Segment Start: Data to process

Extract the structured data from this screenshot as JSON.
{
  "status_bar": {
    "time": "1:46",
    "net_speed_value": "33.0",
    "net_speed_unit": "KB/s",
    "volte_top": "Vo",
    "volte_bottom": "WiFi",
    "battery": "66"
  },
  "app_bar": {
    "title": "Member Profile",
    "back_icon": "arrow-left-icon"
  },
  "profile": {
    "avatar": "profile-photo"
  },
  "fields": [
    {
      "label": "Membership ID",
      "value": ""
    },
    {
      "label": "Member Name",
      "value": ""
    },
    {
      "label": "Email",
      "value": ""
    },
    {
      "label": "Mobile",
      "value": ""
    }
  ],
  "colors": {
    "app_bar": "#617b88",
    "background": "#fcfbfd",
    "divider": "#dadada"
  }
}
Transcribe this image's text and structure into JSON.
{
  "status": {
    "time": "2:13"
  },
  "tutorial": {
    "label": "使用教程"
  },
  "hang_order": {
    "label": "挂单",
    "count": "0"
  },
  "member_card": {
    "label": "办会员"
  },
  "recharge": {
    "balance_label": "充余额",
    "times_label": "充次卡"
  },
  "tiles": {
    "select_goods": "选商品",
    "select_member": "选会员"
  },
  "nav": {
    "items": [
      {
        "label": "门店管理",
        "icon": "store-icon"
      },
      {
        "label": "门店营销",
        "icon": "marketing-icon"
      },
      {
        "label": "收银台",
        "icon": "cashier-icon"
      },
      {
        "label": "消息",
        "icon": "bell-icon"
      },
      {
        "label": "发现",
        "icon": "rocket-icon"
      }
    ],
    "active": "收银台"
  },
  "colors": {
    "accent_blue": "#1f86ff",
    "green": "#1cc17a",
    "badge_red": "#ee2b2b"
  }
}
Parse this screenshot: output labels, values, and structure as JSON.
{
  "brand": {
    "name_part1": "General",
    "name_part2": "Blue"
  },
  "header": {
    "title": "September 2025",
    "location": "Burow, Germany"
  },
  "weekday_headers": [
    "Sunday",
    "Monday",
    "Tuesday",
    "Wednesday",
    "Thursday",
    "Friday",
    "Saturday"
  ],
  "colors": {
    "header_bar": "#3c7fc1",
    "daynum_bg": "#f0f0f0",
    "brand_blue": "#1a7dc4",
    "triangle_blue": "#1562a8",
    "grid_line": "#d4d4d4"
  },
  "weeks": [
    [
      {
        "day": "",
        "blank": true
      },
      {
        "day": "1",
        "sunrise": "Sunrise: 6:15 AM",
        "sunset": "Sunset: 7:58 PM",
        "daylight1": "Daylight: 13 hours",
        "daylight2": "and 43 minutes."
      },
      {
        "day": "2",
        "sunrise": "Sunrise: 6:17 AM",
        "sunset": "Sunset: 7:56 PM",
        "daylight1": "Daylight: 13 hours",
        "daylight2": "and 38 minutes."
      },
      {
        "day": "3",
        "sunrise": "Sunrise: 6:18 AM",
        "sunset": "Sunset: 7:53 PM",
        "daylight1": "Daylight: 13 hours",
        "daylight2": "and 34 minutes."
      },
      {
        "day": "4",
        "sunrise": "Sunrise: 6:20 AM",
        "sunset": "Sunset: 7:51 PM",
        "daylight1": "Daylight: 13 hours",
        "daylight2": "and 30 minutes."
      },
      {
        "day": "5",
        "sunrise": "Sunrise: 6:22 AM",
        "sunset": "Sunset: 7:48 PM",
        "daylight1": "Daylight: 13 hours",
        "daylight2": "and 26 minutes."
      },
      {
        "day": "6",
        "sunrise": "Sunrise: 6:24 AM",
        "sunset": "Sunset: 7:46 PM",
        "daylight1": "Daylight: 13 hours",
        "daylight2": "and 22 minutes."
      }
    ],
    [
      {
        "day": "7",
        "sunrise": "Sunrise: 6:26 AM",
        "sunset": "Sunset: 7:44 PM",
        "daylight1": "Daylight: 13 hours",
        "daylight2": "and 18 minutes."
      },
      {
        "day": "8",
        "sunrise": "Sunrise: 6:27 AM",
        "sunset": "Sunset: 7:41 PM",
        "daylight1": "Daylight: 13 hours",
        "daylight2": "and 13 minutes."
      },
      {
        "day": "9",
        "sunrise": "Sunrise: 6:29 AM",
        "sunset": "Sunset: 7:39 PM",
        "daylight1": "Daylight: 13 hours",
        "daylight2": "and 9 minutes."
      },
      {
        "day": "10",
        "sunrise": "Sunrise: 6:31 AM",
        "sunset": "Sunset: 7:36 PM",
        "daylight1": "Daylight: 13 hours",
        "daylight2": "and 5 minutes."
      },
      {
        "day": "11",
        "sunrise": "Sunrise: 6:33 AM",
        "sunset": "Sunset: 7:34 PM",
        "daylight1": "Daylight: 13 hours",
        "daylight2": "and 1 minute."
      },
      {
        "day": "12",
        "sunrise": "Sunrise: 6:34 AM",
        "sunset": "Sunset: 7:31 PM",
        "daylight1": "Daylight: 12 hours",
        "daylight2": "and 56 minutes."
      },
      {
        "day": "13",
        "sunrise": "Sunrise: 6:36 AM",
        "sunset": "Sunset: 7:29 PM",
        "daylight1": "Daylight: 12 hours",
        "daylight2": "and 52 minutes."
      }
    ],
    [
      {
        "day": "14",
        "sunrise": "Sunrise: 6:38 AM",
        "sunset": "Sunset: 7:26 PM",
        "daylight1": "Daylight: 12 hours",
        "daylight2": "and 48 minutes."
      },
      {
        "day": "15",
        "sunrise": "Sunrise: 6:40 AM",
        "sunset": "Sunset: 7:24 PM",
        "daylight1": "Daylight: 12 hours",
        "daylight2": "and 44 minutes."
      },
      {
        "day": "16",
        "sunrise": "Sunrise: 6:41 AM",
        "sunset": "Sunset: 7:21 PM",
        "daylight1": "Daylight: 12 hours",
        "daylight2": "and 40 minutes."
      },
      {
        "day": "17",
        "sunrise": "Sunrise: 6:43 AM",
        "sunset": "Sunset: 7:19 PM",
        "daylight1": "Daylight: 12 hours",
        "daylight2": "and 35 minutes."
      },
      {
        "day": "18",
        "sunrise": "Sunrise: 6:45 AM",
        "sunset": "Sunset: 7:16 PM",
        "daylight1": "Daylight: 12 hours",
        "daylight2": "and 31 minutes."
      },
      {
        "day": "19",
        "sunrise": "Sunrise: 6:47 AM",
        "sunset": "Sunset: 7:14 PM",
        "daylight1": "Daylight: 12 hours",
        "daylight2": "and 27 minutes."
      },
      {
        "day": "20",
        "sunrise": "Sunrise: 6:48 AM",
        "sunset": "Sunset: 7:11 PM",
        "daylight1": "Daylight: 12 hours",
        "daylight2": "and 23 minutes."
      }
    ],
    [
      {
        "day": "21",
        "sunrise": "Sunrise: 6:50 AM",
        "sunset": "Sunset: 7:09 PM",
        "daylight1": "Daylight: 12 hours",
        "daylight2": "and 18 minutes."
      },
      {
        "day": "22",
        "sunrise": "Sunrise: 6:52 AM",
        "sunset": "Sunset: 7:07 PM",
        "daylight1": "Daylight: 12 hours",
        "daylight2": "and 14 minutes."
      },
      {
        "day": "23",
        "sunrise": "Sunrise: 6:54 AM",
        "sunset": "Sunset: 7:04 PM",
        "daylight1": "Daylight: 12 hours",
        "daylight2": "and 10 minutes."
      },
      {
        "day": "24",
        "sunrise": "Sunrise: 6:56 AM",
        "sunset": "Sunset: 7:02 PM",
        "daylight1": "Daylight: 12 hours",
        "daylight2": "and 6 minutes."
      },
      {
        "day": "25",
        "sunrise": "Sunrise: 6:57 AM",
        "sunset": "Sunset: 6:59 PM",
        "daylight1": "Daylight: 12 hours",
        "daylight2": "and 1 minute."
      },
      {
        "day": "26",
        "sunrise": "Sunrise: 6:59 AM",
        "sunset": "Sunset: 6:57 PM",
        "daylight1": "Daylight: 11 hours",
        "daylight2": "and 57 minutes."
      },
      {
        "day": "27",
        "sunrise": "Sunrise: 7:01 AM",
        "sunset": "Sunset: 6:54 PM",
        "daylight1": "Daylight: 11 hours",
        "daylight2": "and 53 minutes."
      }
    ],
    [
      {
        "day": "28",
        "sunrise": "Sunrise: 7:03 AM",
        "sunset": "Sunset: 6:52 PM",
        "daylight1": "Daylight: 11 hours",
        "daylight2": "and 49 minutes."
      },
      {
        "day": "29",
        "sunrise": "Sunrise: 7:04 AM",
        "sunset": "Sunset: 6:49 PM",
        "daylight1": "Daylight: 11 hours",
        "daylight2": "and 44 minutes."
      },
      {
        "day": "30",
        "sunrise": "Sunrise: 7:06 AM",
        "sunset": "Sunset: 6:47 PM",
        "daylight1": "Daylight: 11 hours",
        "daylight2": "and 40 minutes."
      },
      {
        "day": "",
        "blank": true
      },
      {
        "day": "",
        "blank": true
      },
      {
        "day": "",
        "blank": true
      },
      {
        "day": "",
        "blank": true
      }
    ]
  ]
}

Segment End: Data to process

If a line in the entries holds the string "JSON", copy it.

Solution
Extract the structured data from this screenshot as JSON.
Transcribe this image's text and structure into JSON.
Parse this screenshot: output labels, values, and structure as JSON.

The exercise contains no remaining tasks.